The Sixth Schedule to the Constitution of India provides ample powers to the District Council for self-Governance of the tribal population of the state. The District Council has its own powers to appoint its own staff in terms of requirement and appointment rules. The council administration is headed by the Chief Executive Officer and a Deputy Chief Executive Officer of TCS Grade-I and 6 Executive Officers, such as Administration, Finance, Rural Development, Planning, Development and Coordination etc.

Relationship with Panchayat[edit]

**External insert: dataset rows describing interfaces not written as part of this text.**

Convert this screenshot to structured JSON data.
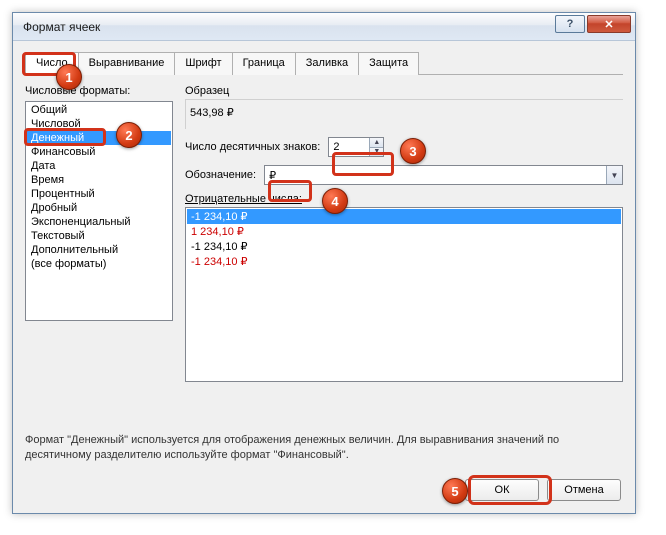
{
  "window": {
    "title": "Формат ячеек"
  },
  "tabs": [
    {
      "label": "Число",
      "active": true
    },
    {
      "label": "Выравнивание",
      "active": false
    },
    {
      "label": "Шрифт",
      "active": false
    },
    {
      "label": "Граница",
      "active": false
    },
    {
      "label": "Заливка",
      "active": false
    },
    {
      "label": "Защита",
      "active": false
    }
  ],
  "left": {
    "label": "Числовые форматы:",
    "categories": [
      "Общий",
      "Числовой",
      "Денежный",
      "Финансовый",
      "Дата",
      "Время",
      "Процентный",
      "Дробный",
      "Экспоненциальный",
      "Текстовый",
      "Дополнительный",
      "(все форматы)"
    ],
    "selected_index": 2
  },
  "right": {
    "sample_label": "Образец",
    "sample_value": "543,98 ₽",
    "decimals_label": "Число десятичных знаков:",
    "decimals_value": "2",
    "symbol_label": "Обозначение:",
    "symbol_value": "₽",
    "negatives_label": "Отрицательные числа:",
    "negatives": [
      {
        "text": "-1 234,10 ₽",
        "red": false,
        "selected": true
      },
      {
        "text": "1 234,10 ₽",
        "red": true,
        "selected": false
      },
      {
        "text": "-1 234,10 ₽",
        "red": false,
        "selected": false
      },
      {
        "text": "-1 234,10 ₽",
        "red": true,
        "selected": false
      }
    ]
  },
  "description": "Формат \"Денежный\" используется для отображения денежных величин. Для выравнивания значений по десятичному разделителю используйте формат \"Финансовый\".",
  "buttons": {
    "ok": "ОК",
    "cancel": "Отмена"
  },
  "markers": {
    "m1": "1",
    "m2": "2",
    "m3": "3",
    "m4": "4",
    "m5": "5"
  }
}
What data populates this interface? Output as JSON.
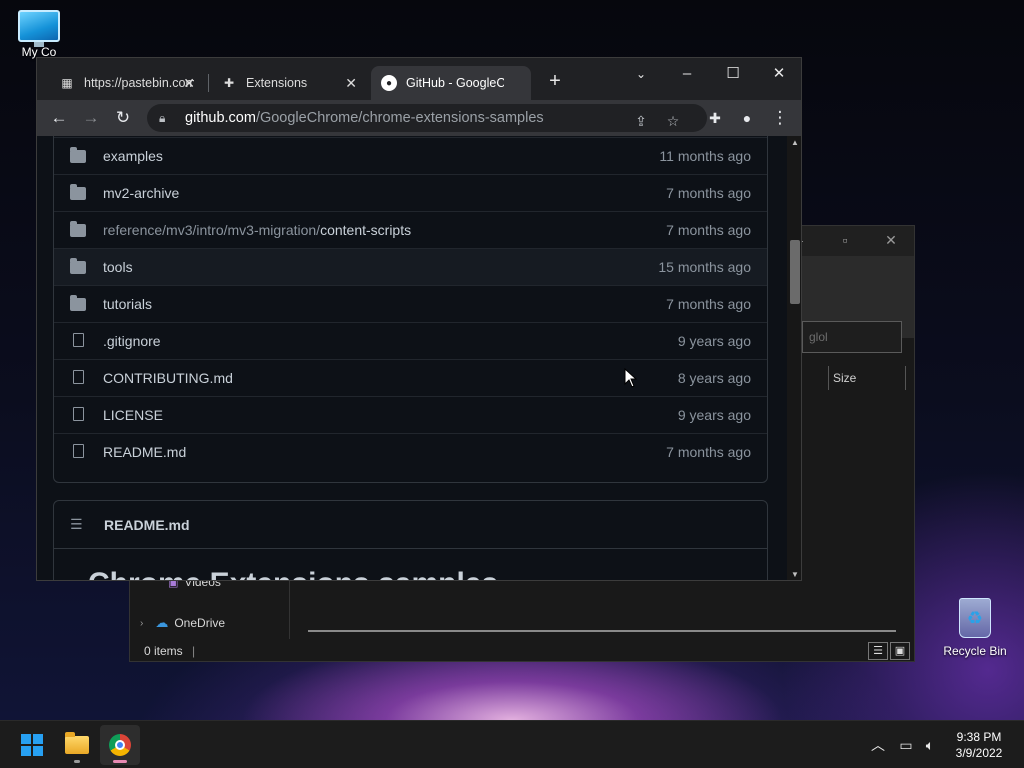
{
  "desktop": {
    "this_pc_label": "My Co",
    "recycle_bin_label": "Recycle Bin"
  },
  "chrome": {
    "tabs": [
      {
        "label": "https://pastebin.com",
        "icon": "pastebin-icon"
      },
      {
        "label": "Extensions",
        "icon": "puzzle-icon"
      },
      {
        "label": "GitHub - GoogleChrome",
        "icon": "github-icon"
      }
    ],
    "url_host": "github.com",
    "url_path": "/GoogleChrome/chrome-extensions-samples"
  },
  "repo": {
    "files": [
      {
        "type": "folder",
        "name": "examples",
        "prefix": "",
        "date": "11 months ago"
      },
      {
        "type": "folder",
        "name": "mv2-archive",
        "prefix": "",
        "date": "7 months ago"
      },
      {
        "type": "folder",
        "name": "content-scripts",
        "prefix": "reference/mv3/intro/mv3-migration/",
        "date": "7 months ago"
      },
      {
        "type": "folder",
        "name": "tools",
        "prefix": "",
        "date": "15 months ago"
      },
      {
        "type": "folder",
        "name": "tutorials",
        "prefix": "",
        "date": "7 months ago"
      },
      {
        "type": "file",
        "name": ".gitignore",
        "prefix": "",
        "date": "9 years ago"
      },
      {
        "type": "file",
        "name": "CONTRIBUTING.md",
        "prefix": "",
        "date": "8 years ago"
      },
      {
        "type": "file",
        "name": "LICENSE",
        "prefix": "",
        "date": "9 years ago"
      },
      {
        "type": "file",
        "name": "README.md",
        "prefix": "",
        "date": "7 months ago"
      }
    ],
    "readme_title": "README.md",
    "readme_heading": "Chrome Extensions samples"
  },
  "explorer": {
    "search_placeholder": "glol",
    "size_column": "Size",
    "nav_videos": "Videos",
    "nav_onedrive": "OneDrive",
    "status": "0 items"
  },
  "taskbar": {
    "time": "9:38 PM",
    "date": "3/9/2022"
  }
}
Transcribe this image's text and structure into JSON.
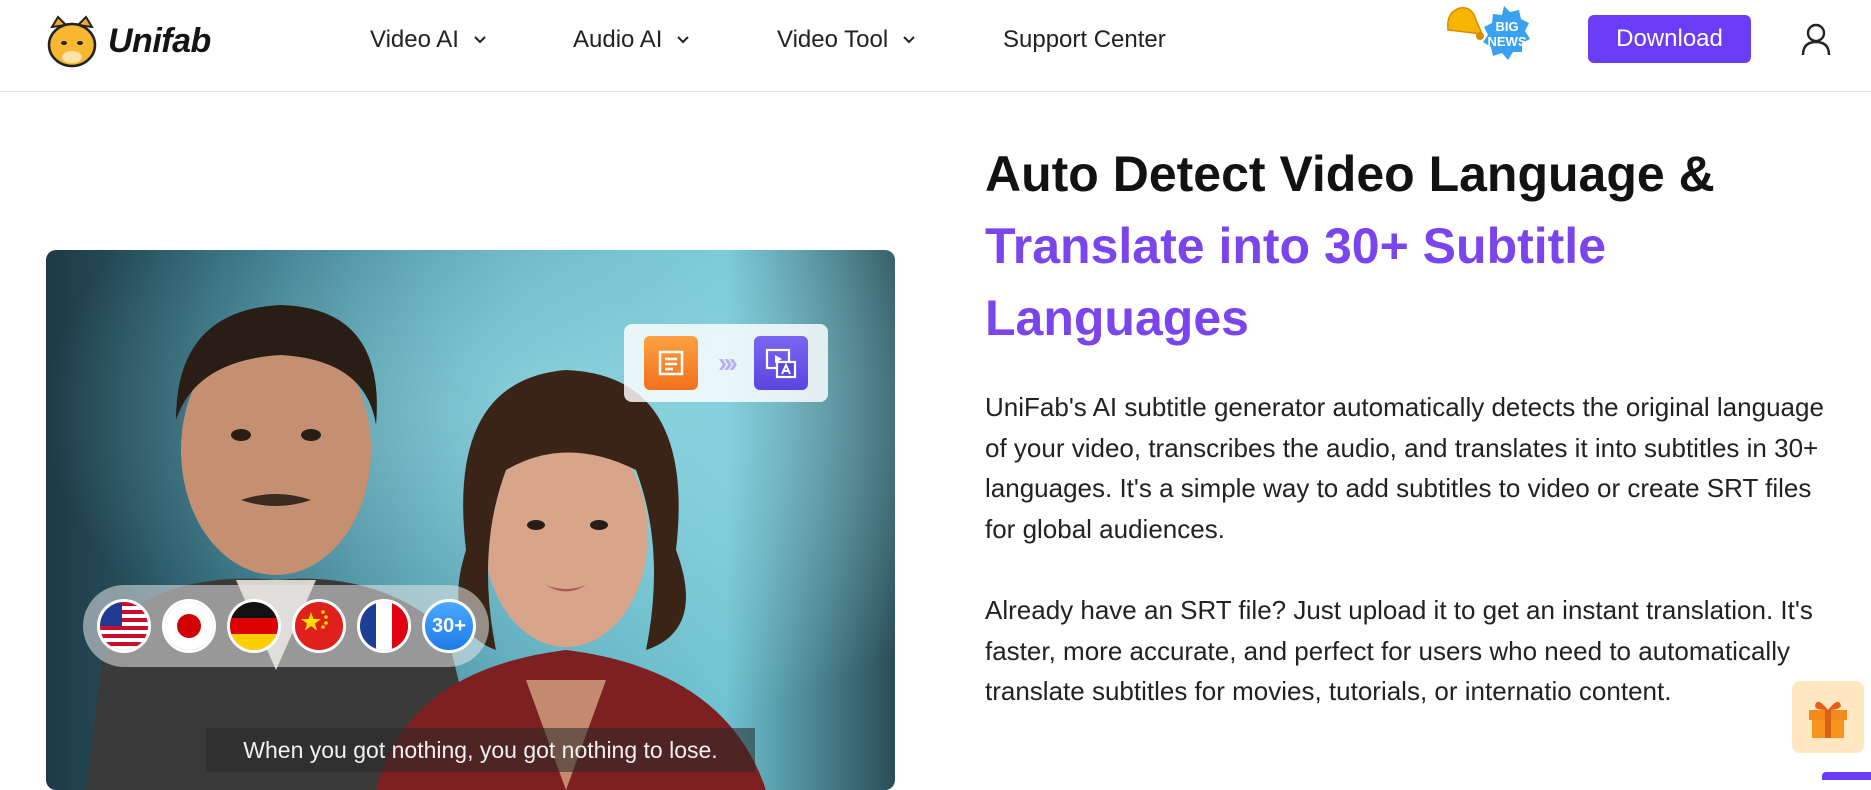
{
  "header": {
    "logo_text": "Unifab",
    "nav": [
      {
        "label": "Video AI",
        "has_dropdown": true
      },
      {
        "label": "Audio AI",
        "has_dropdown": true
      },
      {
        "label": "Video Tool",
        "has_dropdown": true
      },
      {
        "label": "Support Center",
        "has_dropdown": false
      }
    ],
    "big_news_label_1": "BIG",
    "big_news_label_2": "NEWS",
    "download_label": "Download",
    "accent_color": "#6b3cf5"
  },
  "hero": {
    "flags": [
      "US",
      "JP",
      "DE",
      "CN",
      "FR"
    ],
    "more_label": "30+",
    "caption": "When you got nothing, you got nothing to lose."
  },
  "content": {
    "headline_line1": "Auto Detect Video Language &",
    "headline_line2": "Translate into 30+ Subtitle",
    "headline_line3": "Languages",
    "headline_accent": "#7b45ee",
    "paragraph_1": "UniFab's AI subtitle generator automatically detects the original language of your video, transcribes the audio, and translates it into subtitles in 30+ languages. It's a simple way to add subtitles to video or create SRT files for global audiences.",
    "paragraph_2": "Already have an SRT file? Just upload it to get an instant translation. It's faster, more accurate, and perfect for users who need to automatically translate subtitles for movies, tutorials, or internatio content."
  },
  "icons": {
    "logo": "cat-logo-icon",
    "dropdown": "chevron-down-icon",
    "big_news": "bell-news-icon",
    "user": "user-icon",
    "gift": "gift-icon"
  }
}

Before the establishment of the District Council, villages included in its jurisdiction had Gram panchayats like the rest of the state. Following the establishment of the Council, Tripura Panchayat Raj Act ceased to operate in that area and there was no village level body- elected or otherwise. In 2006, the State Government decided to hold elections to the Village Councils by treating them on par with village Panchayats in other parts of the State taking the view that nothing in Sixth Schedule precludes such a course of action. The Autonomous Council is, however, as of 2009, yet to transfer any functions to these newly established Councils.[2]

Rural Development Blocks within TTAADC[edit]

West Tripura district

  • Lefunga
  • Hezamara
  • Jampuijola
  • Mandwi
  • Mungiakami
  • Padmabil
  • Tulashikhor

North Tripura district

  • Damcherra
  • Jampui Hill
  • Pecharthal[†]
  • Dasda

South Tripura district

  • Ompinagar
  • Killa
  • Korbuk
  • Rupaichhori

Dhalai district

  • Chhawmanu
  • Manu
  • Dumburnagar
  • Salema
  • Ambassa

^† (PECHARTHAL RD BLOCK was created bifurcating the Dasda RD Block on 28 November 1994. At that time this block consisted of 22 (Twenty Two) Nos. ADC Villages. On 1 April 1999 this block was again bifurcated and Damcherra RD Block was created comprising 9 (Nine) Nos. ADC Villages. Thereafter, Pecharthal RD Block was consisted of 13 Nos. ADC Villages and again 1 (One) ADC Village namely Joymanipara ADC Village has been excluded from Pecharthal RD Block in recent re-organization of District and Sub-Divisions. At present, Pecharthal RD Block consists of 12 (Twelve) Nos. of ADC Villages under Kumarghat Sub-Division, Unakoti District (w.e.f. 01-01-2012 ). The Block area is mainly dominated by Chakma Tribes, other Sub-Tribes found in this Block area are Reang, Tripuri and Darlong community.)

See also[edit]

Citation[edit]

  1. ^ "Historic Victory Of The Left Front". People's Democracy. March 20, 2005. 
  2. ^ "State and District Administration: Fifteenth Report" (PDF). Second Administrative Reforms Commission, Government of India. April 2009. p. 267. Archived from the original (PDF) on March 10, 2016. 

External links[edit]